By day, I am a test engineer on the Finale development team. Outside of “work” hours, my focus is on big band jazz. In addition to playing tenor sax with two local groups, I write big band charts for many different clients including several high schools and colleges.
In this work, it’s really helpful to send MP3 files of demos – including work-in-progress – to my clients. Because my piano comping skills are under-developed, and because I quickly grow tired of manually entering bass lines, I’ll often rely on Band-in-a-Box (BiaB) to generate rhythm section performances for use in my Finale charts. BiaB is, of course, software created by our friends at PGMusic. I find it to be a huge time saver in creating backing tracks, and it allows me to focus more of my energy on horn arranging.
Below I share a quick overview of my process of using BiaB with Finale, as well as a few tips that I’ve picked up on the way. My hope that this can help you to efficiently generate some realistic-sounding swing grooves for your Finale creations.
Start in Band-in-a-Box
I start in BiaB by entering the chords for the form. Then I experiment with different swing styles until I find something that feels appropriate to the current project. There are hundreds of styles to choose from.
Ultimately, I’ll save multiple passes in different styles. With a little editing, this will make it easy to ensure that the second chorus is different from the first, and that the entire result sounds fresh. When I’m happy with what has been generated, I export the results as a MIDI file.
Opening MIDI Files in Finale
In my experience, MIDI files created in BiaB open pretty cleanly into Finale. There might be a few places where you’re tempted to edit the visual results, but I don’t bother as I don’t typically display rhythm section swing grooves throughout my charts (more on that in a minute).
To open a MIDI file in Finale, simply go to the File menu, select Open, navigate to the file you’d like to import, and click OK.
Once the imported MIDI file opens as a new Finale file, I copy the contents of that file and paste it into one of my Finale big band templates. While I customize my personal templates, some high-quality big band templates are included with Finale. I suggest starting by going to Finale’s Launch Window and choosing Templates > Jazz Templates > Jazz Band (Handwritten – Landscape).
Using Staff Styles to Hide the Clutter
Once you’ve pasted the BiaB rhythm section into your template, it might look like this:
I use Staff Styles to hide these performances from view, but to retain them in playback. To do so, select the Staff tool, drag-select the region you wish to impact (if you want the whole staff, just click to the left of the staff, then shift-click additional staves), right-click on the selected area and specify Slash Notation.
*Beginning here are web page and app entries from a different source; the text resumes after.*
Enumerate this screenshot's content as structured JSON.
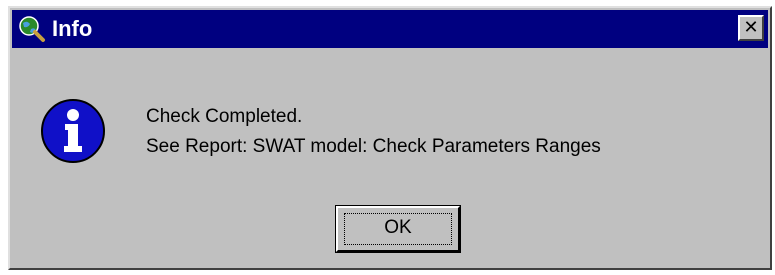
{
  "window": {
    "title": "Info",
    "title_icon": "globe-magnifier-icon",
    "close_glyph": "✕"
  },
  "dialog": {
    "icon": "info-icon",
    "message_line1": "Check Completed.",
    "message_line2": "See Report: SWAT model: Check Parameters Ranges",
    "ok_label": "OK"
  },
  "colors": {
    "titlebar": "#000080",
    "face": "#c0c0c0",
    "info_blue": "#1010c8"
  }
}
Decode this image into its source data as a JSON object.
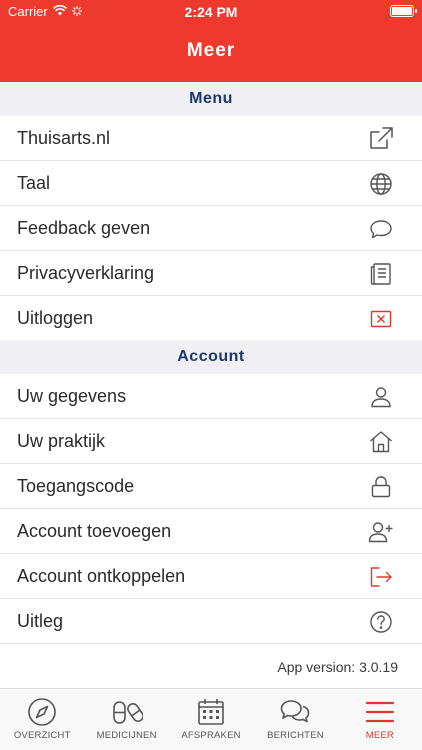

The results look something like this:
A Word about Human Playback
The music imported from BiaB swings. If, like me, you enter your Finale horn parts in step-time, you likely rely on Finale’s Human Playback to perform eighth notes with a swing feel. What happens when Human Playback adds swing to notes that are already swung?
While I’m tempted to respond with a comic reference to “It Don’t Mean a Thing,” the real answer is that it doesn’t sound very good.
You probably don’t want Human Playback on the staves created in BiaB, and you do want it on staves that playback music you create in Finale. The good news is that you can easily accomplish this by creating an expression that turns off Human Playback on the staves where it’s unwanted. To do so:
- Select the Expression tool
- Double-click on the first measure of a staff where you want HP turned off
- Click on Show All, then click “Create Misc. Expression…”
- In the Main tab, specify any copy you want to appear on the screen, like “HP OFF.” You could also leave this blank or click the “Hidden” checkbox if you don’t want it to print.
- In the Playback tab choose Type: Human Playback Off, then click OK, and Assign
To be clear, this is just a starting point. You’ll want to put in drum fills, kicks, and edit the piano to fit what’s going on. (Just as you would respond to other players in a live big band setting.) But for me, this gets you most of the way there with little effort. It sounds good and saves time. Plus it lets you focus on more important stuff, like what the sax section is going to play!